The perfect autumn dessert!


Lamingtons - Australian sponge cake covered in chocolate and coconut - Expat recipe



Ingredients

For the cake

2 cups all-purpose flour
2 teaspoons baking powder
1/2 tsp baking soda
1/4 teaspoon salt
125 gm unsalted butter, at room temperature
7 tbsp sugar, powdered
2 large eggs
1 teaspoon vanilla extract
1 1/4 cup milk

For the Chocolate icing
3 cups icing sugar
3 tbsp cocoa powder
1 1/2 tbsp butter
3/4 cup water
For Coating
2 cups desiccated coconut

Method
Sift together flour, baking powder, and salt in a large bowl.

In another bowl beat together butter and powdered sugar until light and fluffy.Add the eggs one by one and beat until incorporated.

Add the flour in batches and mix well by adding milk little by little in between.Add in the vanilla extract and mix well.

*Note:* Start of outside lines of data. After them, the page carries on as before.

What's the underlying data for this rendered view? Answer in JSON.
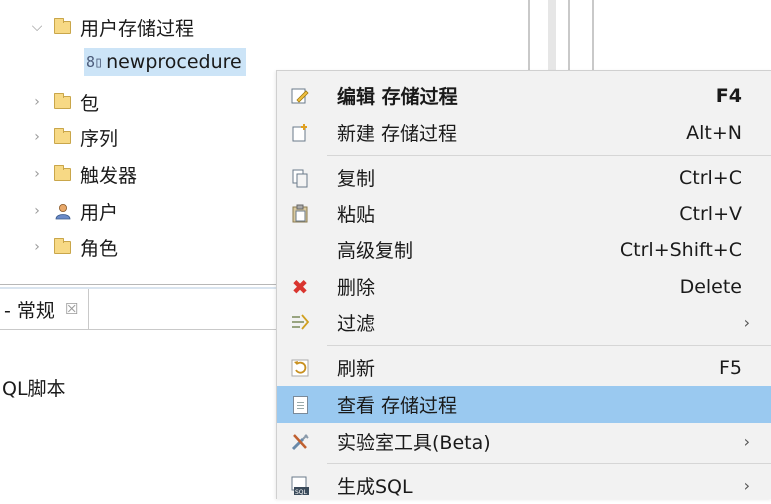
{
  "tree": {
    "user_procedures_label": "用户存储过程",
    "procedure_label": "newprocedure",
    "items": [
      {
        "label": "包",
        "icon": "folder-icon"
      },
      {
        "label": "序列",
        "icon": "folder-icon"
      },
      {
        "label": "触发器",
        "icon": "folder-icon"
      },
      {
        "label": "用户",
        "icon": "user-icon"
      },
      {
        "label": "角色",
        "icon": "folder-icon"
      }
    ],
    "partial_label": "..."
  },
  "panel": {
    "tab_label": "- 常规",
    "tab_close": "☒",
    "body_text": "QL脚本"
  },
  "context_menu": {
    "items": [
      {
        "label": "编辑 存储过程",
        "shortcut": "F4",
        "icon": "edit-icon",
        "bold": true
      },
      {
        "label": "新建 存储过程",
        "shortcut": "Alt+N",
        "icon": "new-icon"
      },
      {
        "label": "复制",
        "shortcut": "Ctrl+C",
        "icon": "copy-icon"
      },
      {
        "label": "粘贴",
        "shortcut": "Ctrl+V",
        "icon": "paste-icon"
      },
      {
        "label": "高级复制",
        "shortcut": "Ctrl+Shift+C",
        "icon": ""
      },
      {
        "label": "删除",
        "shortcut": "Delete",
        "icon": "delete-icon"
      },
      {
        "label": "过滤",
        "shortcut": "",
        "icon": "filter-icon",
        "submenu": true
      },
      {
        "label": "刷新",
        "shortcut": "F5",
        "icon": "refresh-icon"
      },
      {
        "label": "查看 存储过程",
        "shortcut": "",
        "icon": "view-icon",
        "highlighted": true
      },
      {
        "label": "实验室工具(Beta)",
        "shortcut": "",
        "icon": "tools-icon",
        "submenu": true
      },
      {
        "label": "生成SQL",
        "shortcut": "",
        "icon": "sql-icon",
        "submenu": true
      }
    ],
    "submenu_arrow": "›"
  },
  "colors": {
    "menu_bg": "#f2f2f2",
    "highlight": "#9ac9f0",
    "selection": "#cce4f7",
    "folder": "#f7d985",
    "delete": "#d9352f"
  }
}
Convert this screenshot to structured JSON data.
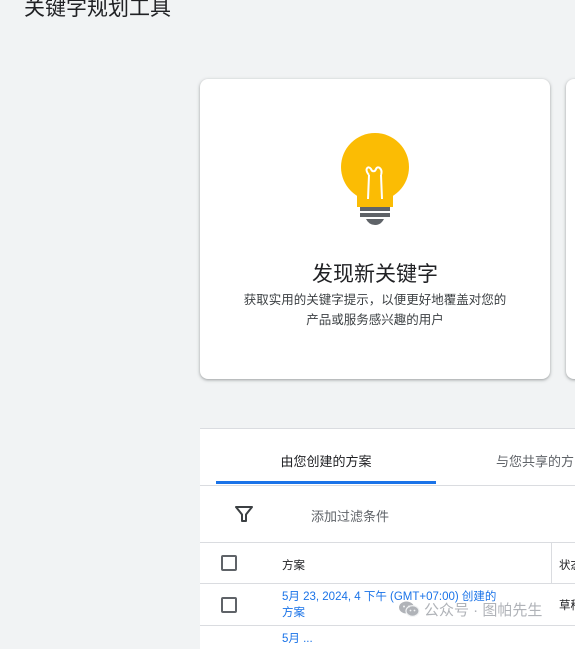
{
  "page": {
    "title": "关键字规划工具"
  },
  "discover_card": {
    "icon": "lightbulb-icon",
    "title": "发现新关键字",
    "description_line1": "获取实用的关键字提示，以便更好地覆盖对您的",
    "description_line2": "产品或服务感兴趣的用户"
  },
  "plans": {
    "tabs": [
      {
        "label": "由您创建的方案",
        "selected": true
      },
      {
        "label": "与您共享的方",
        "selected": false
      }
    ],
    "filter": {
      "icon": "filter-icon",
      "label": "添加过滤条件"
    },
    "columns": {
      "plan": "方案",
      "status": "状态"
    },
    "rows": [
      {
        "plan_line1": "5月 23, 2024, 4 下午 (GMT+07:00) 创建的",
        "plan_line2": "方案",
        "status": "草稿"
      },
      {
        "plan_line1": "5月 ..."
      }
    ]
  },
  "watermark": {
    "icon": "wechat-icon",
    "text": "公众号 · 图帕先生"
  },
  "colors": {
    "accent": "#1a73e8",
    "bulb": "#fbbc04",
    "background": "#f1f3f4"
  }
}
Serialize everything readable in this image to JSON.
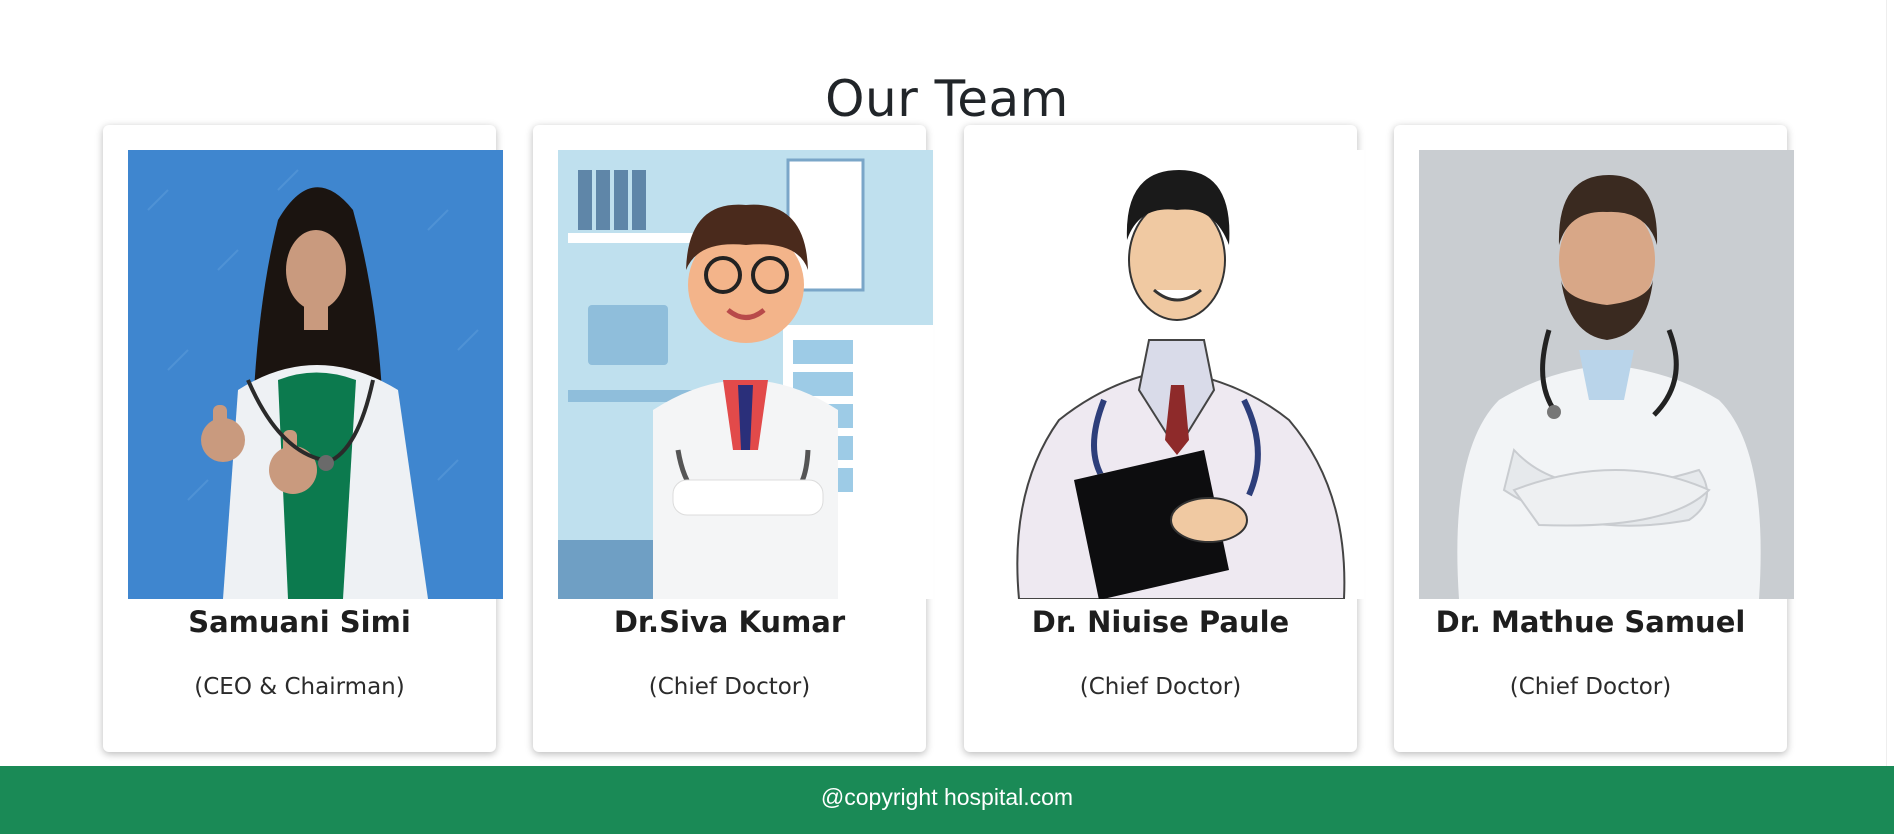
{
  "section": {
    "title": "Our Team"
  },
  "team": [
    {
      "name": "Samuani Simi",
      "role": "(CEO & Chairman)",
      "photo_icon": "doctor-woman-photo"
    },
    {
      "name": "Dr.Siva Kumar",
      "role": "(Chief Doctor)",
      "photo_icon": "doctor-cartoon-photo"
    },
    {
      "name": "Dr. Niuise Paule",
      "role": "(Chief Doctor)",
      "photo_icon": "doctor-illustration-photo"
    },
    {
      "name": "Dr. Mathue Samuel",
      "role": "(Chief Doctor)",
      "photo_icon": "doctor-man-photo"
    }
  ],
  "footer": {
    "text": "@copyright hospital.com"
  },
  "colors": {
    "footer_bg": "#1a8a56",
    "photo1_bg": "#3f86cf",
    "photo2_bg": "#bfe0ee",
    "photo4_bg": "#c9cdd1"
  }
}
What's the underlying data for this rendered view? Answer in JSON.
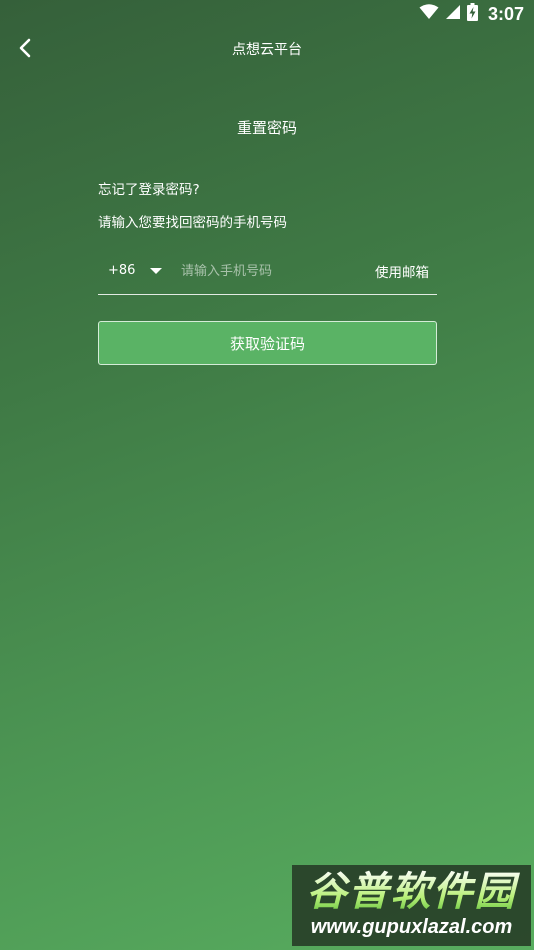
{
  "status_bar": {
    "time": "3:07",
    "icons": [
      "wifi-icon",
      "signal-icon",
      "battery-charging-icon"
    ]
  },
  "header": {
    "title": "点想云平台",
    "back_icon": "chevron-left-icon"
  },
  "page": {
    "title": "重置密码",
    "question": "忘记了登录密码?",
    "instruction": "请输入您要找回密码的手机号码"
  },
  "phone_form": {
    "country_code": "+86",
    "phone_placeholder": "请输入手机号码",
    "phone_value": "",
    "use_email_label": "使用邮箱"
  },
  "actions": {
    "get_code_label": "获取验证码"
  },
  "watermark": {
    "logo_text": "谷普软件园",
    "url": "www.gupuxlazal.com"
  },
  "colors": {
    "background_top": "#35603a",
    "background_bottom": "#58ad5f",
    "button": "#5ab365",
    "text": "#ffffff"
  }
}
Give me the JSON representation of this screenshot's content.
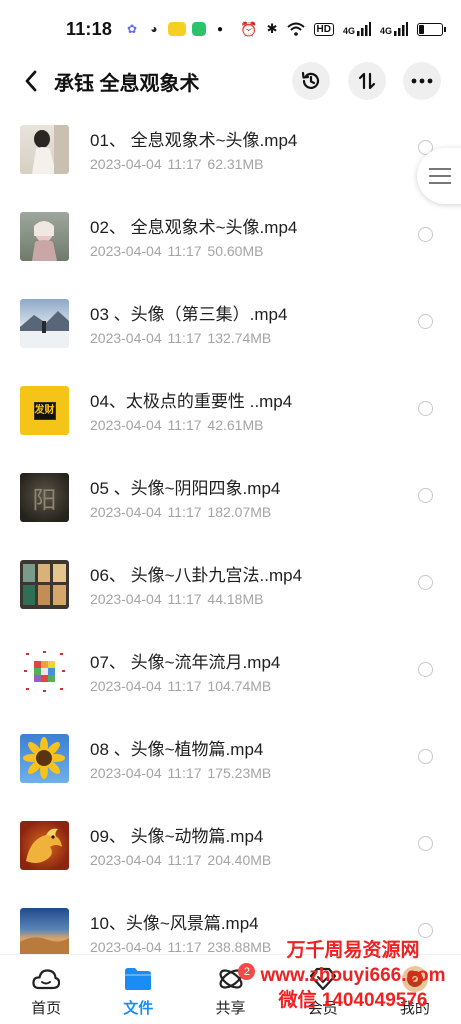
{
  "status_bar": {
    "time": "11:18",
    "signal_1": "4G",
    "signal_2": "4G",
    "hd_label": "HD",
    "battery_level_percent": 25
  },
  "header": {
    "title": "承钰 全息观象术",
    "back_icon": "chevron-left-icon",
    "history_icon": "history-icon",
    "sort_icon": "sort-icon",
    "more_icon": "more-icon"
  },
  "files": [
    {
      "name": "01、 全息观象术~头像.mp4",
      "date": "2023-04-04",
      "time": "11:17",
      "size": "62.31MB",
      "thumb": "portrait-woman"
    },
    {
      "name": "02、 全息观象术~头像.mp4",
      "date": "2023-04-04",
      "time": "11:17",
      "size": "50.60MB",
      "thumb": "portrait-girl"
    },
    {
      "name": "03 、头像（第三集）.mp4",
      "date": "2023-04-04",
      "time": "11:17",
      "size": "132.74MB",
      "thumb": "landscape-mountain"
    },
    {
      "name": "04、太极点的重要性 ..mp4",
      "date": "2023-04-04",
      "time": "11:17",
      "size": "42.61MB",
      "thumb": "fortune-sign",
      "thumb_text": "发财"
    },
    {
      "name": "05 、头像~阴阳四象.mp4",
      "date": "2023-04-04",
      "time": "11:17",
      "size": "182.07MB",
      "thumb": "dark-calligraphy",
      "thumb_text": "阳"
    },
    {
      "name": "06、 头像~八卦九宫法..mp4",
      "date": "2023-04-04",
      "time": "11:17",
      "size": "44.18MB",
      "thumb": "window-grid"
    },
    {
      "name": "07、 头像~流年流月.mp4",
      "date": "2023-04-04",
      "time": "11:17",
      "size": "104.74MB",
      "thumb": "colored-grid"
    },
    {
      "name": "08 、头像~植物篇.mp4",
      "date": "2023-04-04",
      "time": "11:17",
      "size": "175.23MB",
      "thumb": "sunflower"
    },
    {
      "name": "09、 头像~动物篇.mp4",
      "date": "2023-04-04",
      "time": "11:17",
      "size": "204.40MB",
      "thumb": "dragon"
    },
    {
      "name": "10、头像~风景篇.mp4",
      "date": "2023-04-04",
      "time": "11:17",
      "size": "238.88MB",
      "thumb": "desert"
    }
  ],
  "bottom_nav": [
    {
      "label": "首页",
      "icon": "cloud-icon",
      "active": false
    },
    {
      "label": "文件",
      "icon": "folder-icon",
      "active": true
    },
    {
      "label": "共享",
      "icon": "share-orbit-icon",
      "active": false,
      "badge": "2"
    },
    {
      "label": "会员",
      "icon": "diamond-icon",
      "active": false
    },
    {
      "label": "我的",
      "icon": "avatar-icon",
      "active": false
    }
  ],
  "watermark": {
    "line1": "万千周易资源网",
    "line2": "www.zhouyi666.com",
    "line3": "微信 1404049576"
  },
  "colors": {
    "accent": "#1b8df2",
    "meta_text": "#a4a4a4",
    "badge": "#f04a4a",
    "watermark": "#ee2222"
  }
}
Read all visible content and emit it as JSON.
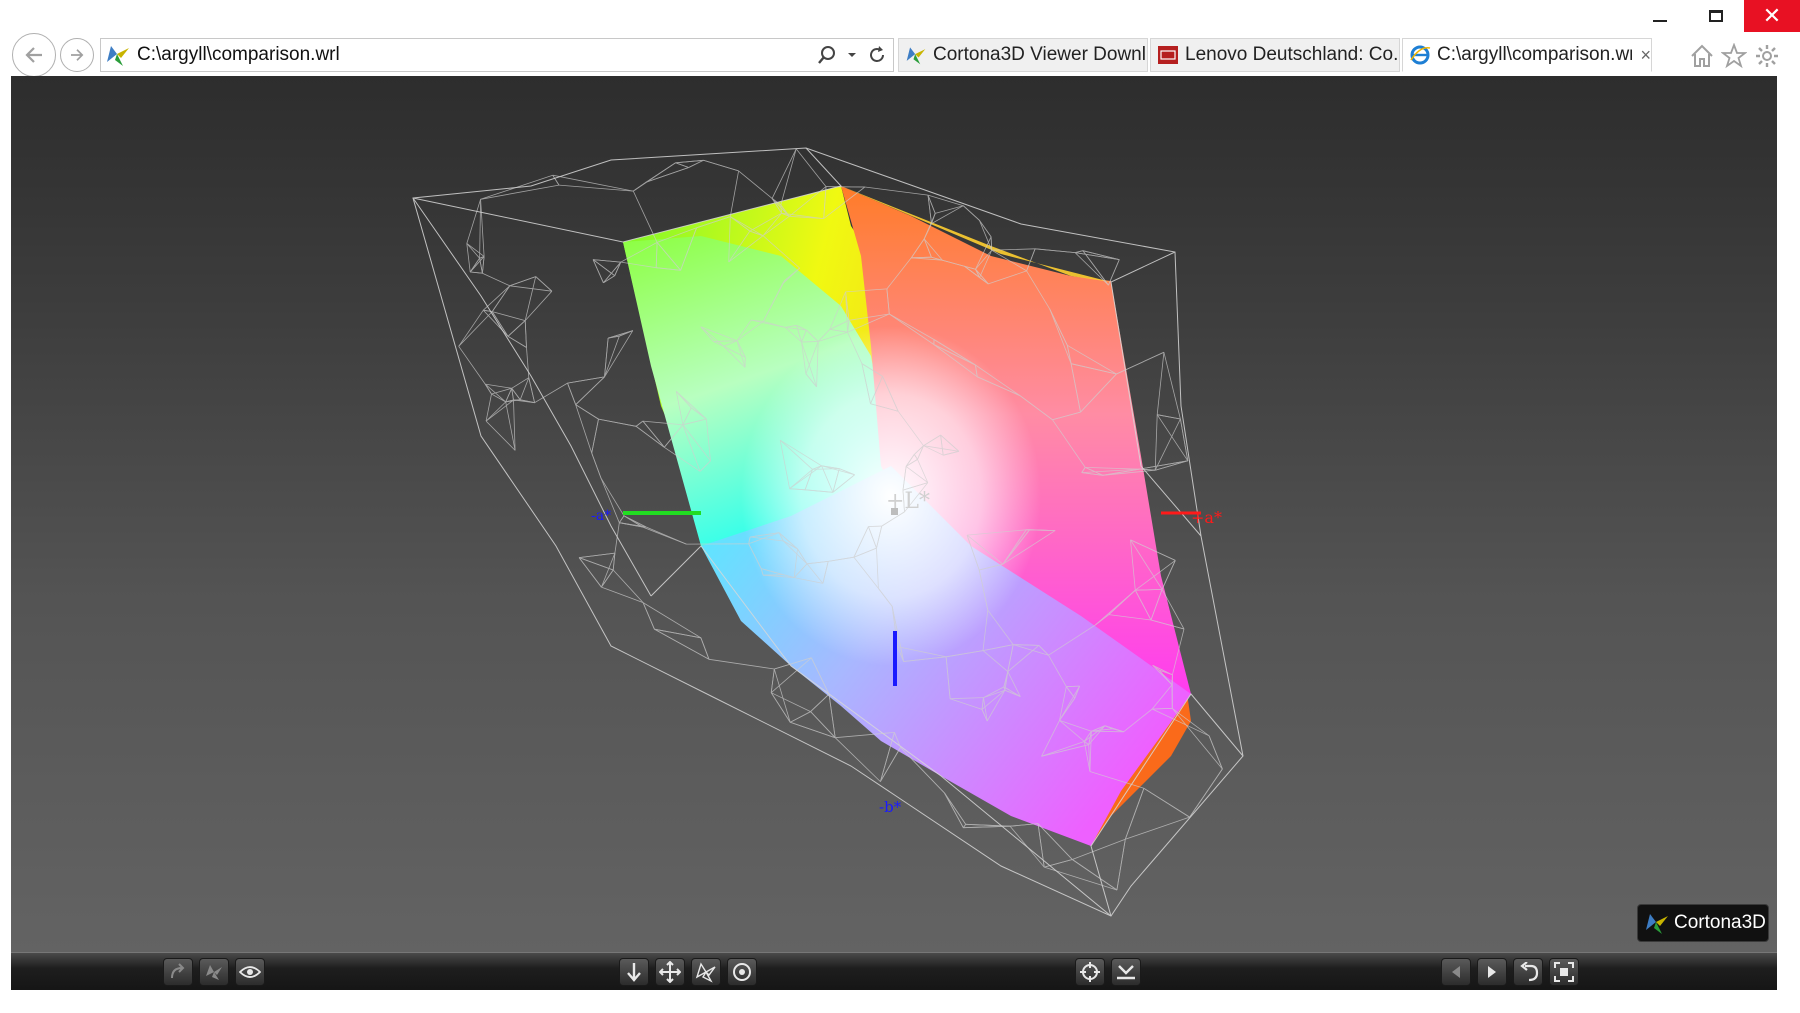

Pour into prepared cake pan and bake in a pre-heated oven at 180 c for 30-35 minutes.Allow the cake to cool and cut into square pieces.

To make the icing:Mix together sugar and cocoa powder in a bowl. In a saucepan boil water and add the butter. Once the butter melts add this to the sugar-cocoa powder mix and stir well to get a thick syrup. Keep aside.

To assemble lamingtons: Place the coconut in a plate.Pick a piece of cake using a fork, dip it into the chocolate icing till well coated and allow to drip off the excess chocolate.Roll in dessicated coconut covering all sides and allow to set.

http://www.expatrecipe.com/2011/03/05/lamingtons/